As a Formula 1 fan, I wanted to share my thoughts as a keen fan as well as a design agency owner.
What has been the reaction to the F1 Rebrand?
Some reactions on Twitter have been less than complimentary:
— WTF1 (@wtf1official) November 26, 2017
Evident that Hamilton detests F1’s expensive rebrand. ‘The old logo was iconic, the new one isn’t. Imagine if Ferrari changed theirs.’ pic.twitter.com/7Z5KzH4IDe
— Oliver Brown (@oliverbrown_tel) November 26, 2017
Don’t see the fuss with the new logo. Of course Liberty Media are going to rebrand the sport to mark their arrival and at the end of the day it’s only a logo. Let’s just hope the racing can be entertaining #F1 #Logo #LibertyMedia
— NPyne_35 (@NPyne35Karting) November 26, 2017
What do LeftMedia think of the F1 Rebrand?
Firstly, I have to be honest and say I’m a little bit biased because I didn’t really like the old logo. Yes, it was iconic and recognised worldwide.
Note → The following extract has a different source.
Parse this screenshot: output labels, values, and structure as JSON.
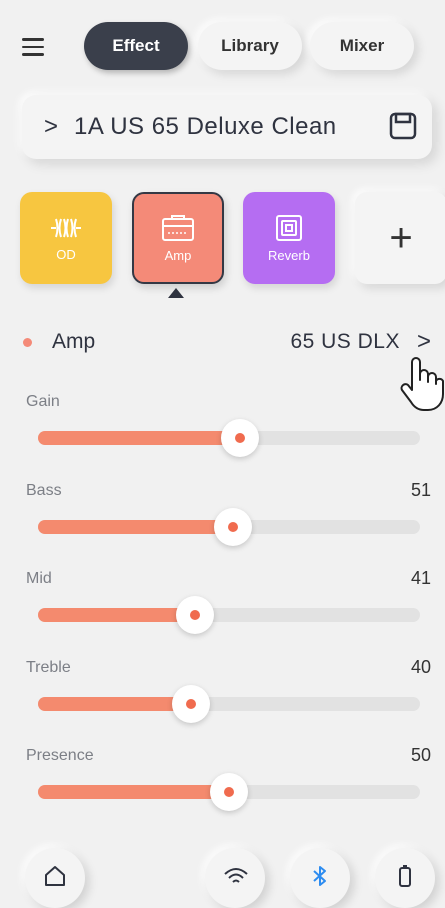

But with a change in strategic direction and a need to modernise the sport in general – the new owners at Formula 1 needed to communicate this with it’s many audiences.
Formula 1 has stakeholders from the manufacturers, team’s, fans to corporate sponsors and in a world of big businesses rebranding – you can hardly blame them for wanting to get in on the action with their own rebrand.
So, what let’s break it down into the good and the bad elements of the new branding:
- It’s a departure from the dated typography used in the logotype of the previous logo.
- The identity is clean, contemporary and works well on their new website.
- Talking of which… it might look good on the site but the user experience is lacking – menus are too quick to transition, pages seem cluttered and the mobile experience is poor.
- The typeface that has been developed to sit alongside the main logo have global appeal – obviously important when a global audience needs to be communicated with.
- The spacing between letters makes the symbol appear to merge into one shape at smaller sizes especially on social media profiles.
- The implementation seems to lack imagination – to me the logo and shapes within it lend themselves well to clever devices used across social channels (a little like the Channel 4 identity)- instead they have a blurred photo of a Grand Prix.
- The colours – the red on screen seems too bright when used on darker backgrounds – the introduction of white would have improved visibility in these uses.
In summary, I think a rebrand was needed and I do like the direction the design team has taken with the F1 rebrand with clean, simple shapes – but execution and implementation is poor in a lot of areas of the identity. I think it’s is a shame, with some simple tweaks and further development – it could have been a great brand identity.
It feels like an evolution in the next couple of years is needed to tidy up some of the user experience elements of the site, the logo visibility issues and it’s use across communication channels.
What do you think? Let us know on Twitter.